The refugee resettlement program, which began in 1980, had previously made the U.S. the leading country with resettled refugees, according to a September Pew Research Center report. Under the current administration, the numbers have dropped historically low. The year before Trump took office, the cap was set at 85,000, which dropped to 45,000 for the 2018 fiscal year and to 30,000 for 2019.
The administration’s final decision on refugee numbers for 2020 will follow talks with Congress, according to the Hill. Officials told Reuters last month that refugee settlements, which have been suspended while the new limit was decided, will resume Oct. 22.

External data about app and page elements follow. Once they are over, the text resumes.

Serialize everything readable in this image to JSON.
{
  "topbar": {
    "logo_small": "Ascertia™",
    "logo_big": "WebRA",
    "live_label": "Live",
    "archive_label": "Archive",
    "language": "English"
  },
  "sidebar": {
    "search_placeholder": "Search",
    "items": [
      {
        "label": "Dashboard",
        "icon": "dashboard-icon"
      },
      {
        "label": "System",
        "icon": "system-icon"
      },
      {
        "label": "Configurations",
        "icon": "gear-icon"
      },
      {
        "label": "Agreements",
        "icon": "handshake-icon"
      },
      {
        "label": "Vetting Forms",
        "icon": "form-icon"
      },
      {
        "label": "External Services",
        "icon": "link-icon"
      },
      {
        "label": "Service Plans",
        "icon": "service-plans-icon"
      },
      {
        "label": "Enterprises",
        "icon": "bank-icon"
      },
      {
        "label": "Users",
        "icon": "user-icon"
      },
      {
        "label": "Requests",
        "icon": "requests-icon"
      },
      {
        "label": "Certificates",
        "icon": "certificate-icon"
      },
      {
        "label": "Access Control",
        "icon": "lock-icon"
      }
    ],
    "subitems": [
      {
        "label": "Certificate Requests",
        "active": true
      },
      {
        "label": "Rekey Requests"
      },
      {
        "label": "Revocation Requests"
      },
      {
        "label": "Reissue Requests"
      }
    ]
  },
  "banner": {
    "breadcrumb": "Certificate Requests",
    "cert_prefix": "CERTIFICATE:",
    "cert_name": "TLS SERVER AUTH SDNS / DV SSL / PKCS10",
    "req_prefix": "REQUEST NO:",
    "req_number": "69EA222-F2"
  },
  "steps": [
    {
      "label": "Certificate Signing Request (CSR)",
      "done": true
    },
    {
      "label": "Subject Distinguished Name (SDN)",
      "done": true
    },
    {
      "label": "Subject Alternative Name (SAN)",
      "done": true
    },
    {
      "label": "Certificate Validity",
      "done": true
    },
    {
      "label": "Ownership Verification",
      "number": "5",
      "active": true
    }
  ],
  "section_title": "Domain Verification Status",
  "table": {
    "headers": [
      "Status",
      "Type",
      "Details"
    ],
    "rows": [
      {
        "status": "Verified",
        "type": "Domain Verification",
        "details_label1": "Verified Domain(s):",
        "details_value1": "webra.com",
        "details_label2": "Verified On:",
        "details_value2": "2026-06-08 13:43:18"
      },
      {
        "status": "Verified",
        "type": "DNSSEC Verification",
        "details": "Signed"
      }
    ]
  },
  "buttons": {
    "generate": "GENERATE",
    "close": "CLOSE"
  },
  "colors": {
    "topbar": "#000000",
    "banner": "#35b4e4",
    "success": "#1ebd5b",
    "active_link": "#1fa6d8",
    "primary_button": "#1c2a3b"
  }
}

Samira Sadeque is a New York-based journalist reporting on immigration, sexual violence, and mental health, and will sometimes write about memes and dinosaurs too. Her work also appears in Reuters, NPR, and NBC among other publications. She graduated from Columbia Journalism School, and her work has been nominated for SAJA awards. Follow: @Samideque